Another thing we know is that one/two/three-wheelers will continue to play a big role in our lives.  

Robben Island Dispatch

Robben Island is located about seven km off the coast of Cape Town. It is flat and only a few metres above sea level. The island served as a leper colony in the 19th century and was later used as a maximum security prison for political prisoners and convicted criminals from 1961 until 1991. Nobel Laureate and former President of South Africa Nelson Mandela was imprisoned there for 18 of the 27 years he served behind bars. To date, three of the former inmates of Robben Island have gone on to become President of South Africa: Nelson Mandela, Kgalema Motlanthe and Jacob Zuma.

We’re now in Cape Town. We arrived two days ago after a 28-hour journey from Bombay. We’re in a two bedroom flat in the city centre, about two blocks away from Parliament. Our visit coincides with that of a friend, Anton Simanowitz, who’s here with his wife, kids, brother and parents. We spent a memorable day together yesterday and visited Robben Island. 


The view of Cape Town from the direction of the island is breathtaking.  


We took a bus from the ferry docks to the prison, stopping along the way to learn about the history of the island and its residents. 

This was on the side of our bus:

We were then given a tour of the maximum security wing where Mandela was imprisoned. Derek Basson (below), a former political prisoner in the 1980s, explained how the prison worked.



The courtyard outside Mandela’s cell:


Mandela’s cell:


It was a really powerful experience for all of us. The prison, the racist policies, the leper colony’s graveyard, the quarry where political prisoners laboured.

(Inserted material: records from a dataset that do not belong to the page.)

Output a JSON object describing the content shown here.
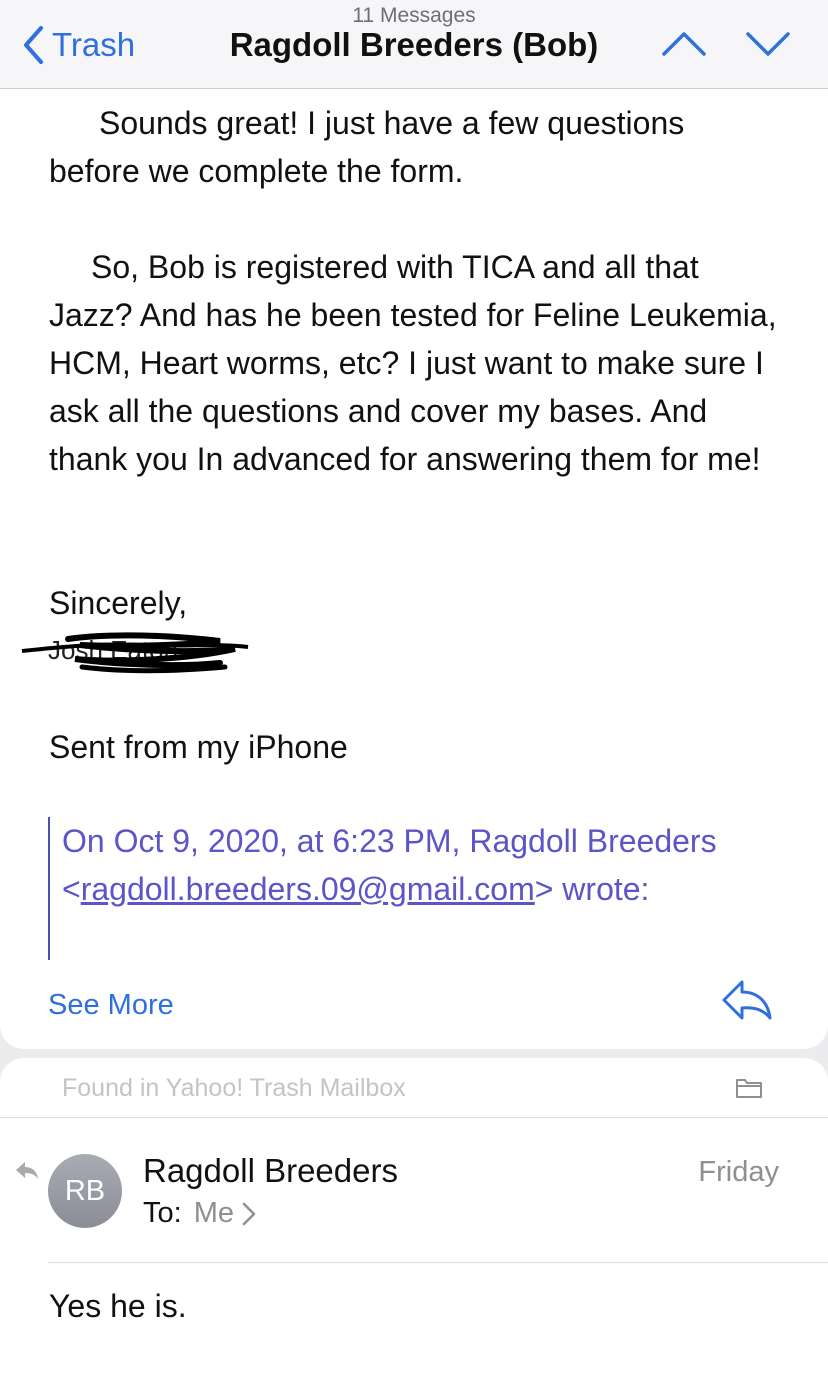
{
  "nav": {
    "message_count": "11 Messages",
    "back_label": "Trash",
    "title": "Ragdoll Breeders (Bob)"
  },
  "message1": {
    "para1": "Sounds great! I just have a few questions before we complete the form.",
    "para2": "So, Bob is registered with TICA and all that Jazz? And has he been tested for Feline Leukemia, HCM, Heart worms, etc? I just want to make sure I ask all the questions and cover my bases. And thank you In advanced for answering them for me!",
    "closing": "Sincerely,",
    "signature": "Sent from my iPhone",
    "quote_intro": "On Oct 9, 2020, at 6:23 PM, Ragdoll Breeders",
    "quote_lt": "<",
    "quote_email": "ragdoll.breeders.09@gmail.com",
    "quote_suffix": "> wrote:",
    "see_more": "See More"
  },
  "message2": {
    "found_in": "Found in Yahoo! Trash Mailbox",
    "avatar_initials": "RB",
    "sender": "Ragdoll Breeders",
    "to_label": "To:",
    "to_value": "Me",
    "date": "Friday",
    "body": "Yes he is."
  },
  "colors": {
    "accent": "#2f6fe0",
    "quote": "#5a55c8"
  },
  "icons": [
    "chevron-left-icon",
    "chevron-up-icon",
    "chevron-down-icon",
    "reply-icon",
    "folder-icon",
    "replied-icon",
    "chevron-right-icon"
  ]
}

We caught the last return ferry to the city and on the way whales swam alongside our boat, as if escorting us part of the way back.

We’re starting to settle in here and are finding our way around. We’ll be in Cape Town for almost three weeks and look forward to learning more about the city and writing about our experiences.